The relaunched Essential Histories series features updates from the authors, new images throughout, and a reinvigorated design. Written by subject experts, each title provides an introduction to a major conflict or theatre of war, including the origins, politics, fighting and repercussions. They are fully illustrated with photographs and specially commissioned colour maps.
This year we have some great topics on the list, from the Ancient World to modern Russia. I’m really looking forward to seeing all of these titles in print again, but my highlight for the Big Reveal is Carl Benn’s title on the War of 1812, which he has completely revised for the new edition, drawing on the research and advances in scholarship in the two decades since original publication in 2002 to provide a fascinating overview of the ‘Forgotten War’ of 1812 and its significance in US history.
Please see below for full descriptions of our upcoming titles.
Russia’s Wars in Chechnya: 1994–2009
By Mark Galeotti
Written by a leading expert on modern Russia, this is an illustrated introduction to the bitter campaigns in Chechnya.
In this new edition of his popular 2014 work, Mark Galeotti traces the progress of the wars in Chechnya, from the initial Russian advance through to urban battles such as Grozny, and the prolonged guerrilla warfare in the mountainous regions. Bringing the book up to date, including a revised introduction and new content on the Kadyrovtsy’s role in Russia’s other conflicts, Galeotti assesses how the wars have torn apart the fabric of Chechen society and their impact on Russia itself.
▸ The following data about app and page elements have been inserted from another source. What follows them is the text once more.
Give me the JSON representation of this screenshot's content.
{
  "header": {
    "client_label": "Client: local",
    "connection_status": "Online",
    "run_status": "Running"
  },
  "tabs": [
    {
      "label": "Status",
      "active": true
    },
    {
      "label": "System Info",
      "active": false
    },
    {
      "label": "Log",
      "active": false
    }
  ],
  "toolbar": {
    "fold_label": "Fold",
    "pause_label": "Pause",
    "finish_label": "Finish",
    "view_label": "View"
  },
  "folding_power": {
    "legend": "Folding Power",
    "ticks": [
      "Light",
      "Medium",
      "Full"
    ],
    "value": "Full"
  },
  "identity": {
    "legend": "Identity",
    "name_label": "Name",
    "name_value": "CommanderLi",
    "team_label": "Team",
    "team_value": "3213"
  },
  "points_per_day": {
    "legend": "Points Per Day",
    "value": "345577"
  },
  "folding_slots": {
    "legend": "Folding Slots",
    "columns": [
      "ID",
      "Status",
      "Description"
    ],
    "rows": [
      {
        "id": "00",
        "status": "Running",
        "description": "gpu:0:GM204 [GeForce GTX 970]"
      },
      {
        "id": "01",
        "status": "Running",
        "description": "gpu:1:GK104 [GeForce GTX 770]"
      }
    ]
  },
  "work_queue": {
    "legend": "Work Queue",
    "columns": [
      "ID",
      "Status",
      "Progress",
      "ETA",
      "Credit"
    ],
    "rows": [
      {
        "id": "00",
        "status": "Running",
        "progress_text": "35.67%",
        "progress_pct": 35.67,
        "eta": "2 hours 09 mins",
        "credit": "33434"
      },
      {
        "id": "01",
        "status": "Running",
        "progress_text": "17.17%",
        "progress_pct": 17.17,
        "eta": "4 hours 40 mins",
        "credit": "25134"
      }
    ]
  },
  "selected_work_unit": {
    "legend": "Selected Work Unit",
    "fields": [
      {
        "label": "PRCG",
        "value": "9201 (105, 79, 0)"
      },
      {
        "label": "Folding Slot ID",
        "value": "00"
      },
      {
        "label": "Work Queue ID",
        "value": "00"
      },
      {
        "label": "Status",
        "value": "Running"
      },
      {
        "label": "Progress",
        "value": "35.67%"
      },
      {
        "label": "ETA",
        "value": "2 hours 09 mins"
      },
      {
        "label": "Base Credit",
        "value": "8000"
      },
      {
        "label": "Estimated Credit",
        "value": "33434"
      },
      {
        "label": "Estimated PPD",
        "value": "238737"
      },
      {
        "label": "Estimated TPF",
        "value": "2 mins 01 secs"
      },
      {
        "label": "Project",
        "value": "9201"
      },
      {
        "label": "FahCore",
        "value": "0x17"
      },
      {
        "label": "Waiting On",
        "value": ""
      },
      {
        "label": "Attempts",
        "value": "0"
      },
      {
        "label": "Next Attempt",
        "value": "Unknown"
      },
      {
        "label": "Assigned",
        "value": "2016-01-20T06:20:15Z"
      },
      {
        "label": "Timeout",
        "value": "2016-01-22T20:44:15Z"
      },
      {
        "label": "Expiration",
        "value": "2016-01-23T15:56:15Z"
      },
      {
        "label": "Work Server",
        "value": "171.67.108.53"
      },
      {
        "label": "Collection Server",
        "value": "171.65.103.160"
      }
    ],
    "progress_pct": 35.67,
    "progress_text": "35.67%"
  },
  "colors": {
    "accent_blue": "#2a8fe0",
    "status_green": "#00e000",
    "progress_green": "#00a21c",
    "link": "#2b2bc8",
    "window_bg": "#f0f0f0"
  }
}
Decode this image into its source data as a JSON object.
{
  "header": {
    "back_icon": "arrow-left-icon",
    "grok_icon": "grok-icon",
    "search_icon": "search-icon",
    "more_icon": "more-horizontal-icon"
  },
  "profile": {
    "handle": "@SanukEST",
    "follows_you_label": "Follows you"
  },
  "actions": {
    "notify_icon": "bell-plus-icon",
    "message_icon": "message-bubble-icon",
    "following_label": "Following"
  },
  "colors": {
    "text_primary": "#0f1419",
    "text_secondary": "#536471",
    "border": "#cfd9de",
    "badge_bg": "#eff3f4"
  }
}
Featuring full-colour maps and over 50 new images, and drawing upon a wide range of sources, this succinct account explains the origins, history and consequences of Russia's wars in Chechnya, shedding new light on the history – and prospects – of the troubled region.
The War of 1812
By Carl Benn
In this fully illustrated introduction, acclaimed historian Carl Benn examines the War of 1812 and its significance in US history.
The war of 1812–1815 was a bloody confrontation that tore through the American frontier, the British colonies of Upper and Lower Canada, and parts of the Atlantic coast and the Gulf of Mexico. The conflict saw British, American, and First Nations forces clash, and in the process, shape the future of North American history. Carl Benn explains what led to America's decision to take up arms against Great Britain and assesses the three terrible years of fighting that followed on land and sea, where battles such as Lake Erie and Lake Champlain launched American naval traditions.
This new edition has been updated throughout to draw on the research and advances in scholarship in the two decades since original publication in 2002. Benn examines how this has not only impacted basic assumptions of force size and battle dates in some cases, but has also drawn attention to subjects that had previously been overlooked. Fully illustrated in colour with specially commissioned maps and over 50 new images, this book provides an accessible overview of the War of 1812.
The Soviet-Afghan War: 1979–89
By Gregory Fremont-Barnes
A fully illustrated overview of the USSR’s bloody conflict in Afghanistan and its long legacy.
The Soviet invasion of its neighbour Afghanistan in December 1979 sparked a nine-year conflict until Soviet forces withdrew in 1988–89, dooming the communist Afghanistan government to defeat at the hands of the Mujahideen, the Afghan popular resistance backed by the USA and other powers. Gregory Fremont-Barnes reveals how the Soviet invasion had enormous implications on the global stage; it prompted the US Senate to refuse to ratify the hard-won SALT II arms-limitation treaty, and the USA and 64 other countries boycotted the 1980 Moscow Summer Olympics. For Afghanistan, the invasion served to prolong the interminable civil war that pitted central government against the regions and faction against faction.
Updated and revised for the new edition, with full-colour maps and new images throughout, this succinct account explains the origins, events and consequences of the Soviet intervention in Afghanistan, shedding new light on the more recent history – and prospects – of that troubled country.
Caesar's Gallic Wars: 58–50 BC
By Kate Gilliver
This is a detailed overview of Julius Caesar's Gallic Wars, one of the most important conflicts of the ancient world.
Julius Caesar was one of the most ambitious and successful politicians of the late Roman Republic and his short but bloody conquest of the Celtic tribes led to the establishment of the Roman province of Gaul (modern France). Caesar's commentaries on his Gallic Wars provide us with the most detailed surviving eye-witness account of a campaign from antiquity. In this book, Kate Gilliver makes use of this account and other surviving evidence to consider the importance of the Gallic Wars in the context of the collapse of the Roman Republic and its slide toward civil war.
Updated and revised for the new edition, with full-colour maps and new images throughout, this is an accessible introduction to Julius Caesar’s Gallic Wars.